As for an Internet presence, yes, of course it behooves you to have a
webpage and, if you're up to it, a blog, and if you can stand it (I cannot), a facebook page as well and to have all of these started up in a thoughtful manner at least six months to a year before your book comes out.

That said, "better late than never."

Finally, why be shy? My mantra is, book promotion is not self-
promotion, it's book promotion.

(It has not escaped my notice that those writers who turn their noses up at "self-promoters" are precisely the ones suffering from writer's block, and if they do happen to have a published book, are stark-terrified of criticism. If you're living in a village full of such denizens, all I can say is, move
unless you too are satisfied to spend your time and attention in such ways that you arrive at your last days of earth to look back on a stunted life with a heart rotted through with regret and resentment.)

Bottom line: Once you have a book, it's not all about you; it's about your agent, your publisher, their hard-working team, booksellers, and ultimately, obviously, and most importantly, readers. They cannot read your book if they don't know about it.

UPDATE: Should you hire a publicist? The answer to that depends on your budget, your expectations vis-a-vis reality, and the nature of your book. I don't know about you, your budget, or the nature of your book, so I have nothing to say other than that I wish you very well and if you do aim to hire someone, do your research firstcheck out their portfolio of clients and ask for references.

UPDATE: When marketing guru Seth Godin suggests beginning your promotional efforts three years in advance and building a permission list, I think he is spot-on. (I've taken his advice, as you can see here.) What's a permission list? Just a mailing list people who actually want to hear about your new book (not just get spammed). Many authors now send out a regular newsletter. Having subscribed to a few good ones and, alas, scads of not-so-good ones, I offer Writers' Newsletters Dos and Don'ts.

UPDATE: Getting Started with Websites and Blogs: My Experience and Some Tips

UPDATE: In 2014, everything is changing so fast, my eyes are crossed. Now the newfangled thing is to list one's book, or urge one's publisher to list one's book, with Netgalley.com. I hardly know what to say except, hang on to your hat.
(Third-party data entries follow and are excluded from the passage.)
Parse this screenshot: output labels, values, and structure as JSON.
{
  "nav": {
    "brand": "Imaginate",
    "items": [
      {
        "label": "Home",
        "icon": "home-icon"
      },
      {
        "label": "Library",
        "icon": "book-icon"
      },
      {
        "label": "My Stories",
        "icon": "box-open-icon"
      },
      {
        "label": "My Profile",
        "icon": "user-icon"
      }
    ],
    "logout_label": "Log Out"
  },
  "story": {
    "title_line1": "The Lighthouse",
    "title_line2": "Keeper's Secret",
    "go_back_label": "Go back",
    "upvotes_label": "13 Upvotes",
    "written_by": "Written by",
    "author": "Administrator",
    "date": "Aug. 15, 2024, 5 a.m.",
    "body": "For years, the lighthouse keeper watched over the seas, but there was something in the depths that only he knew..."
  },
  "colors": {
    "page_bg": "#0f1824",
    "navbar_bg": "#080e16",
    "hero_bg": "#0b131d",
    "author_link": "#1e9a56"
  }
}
Oh, and dagnabbit, answer your email.

UPDATE: See Novelist Leslie Pietrzyk's notes from her 2016 AWP panel on book PR. An excellent resource.

UPDATE: "Willard Spiegelman's Senior Moments, Guilt Management, and the 6-Point Magic Wand of an Email" Madam Mayo blog, December 5, 2016.

Home page for FAQ about the Writing Business
1. How can I find a publisher?
2. Do I need an agent?
3. Any tips about book promotion?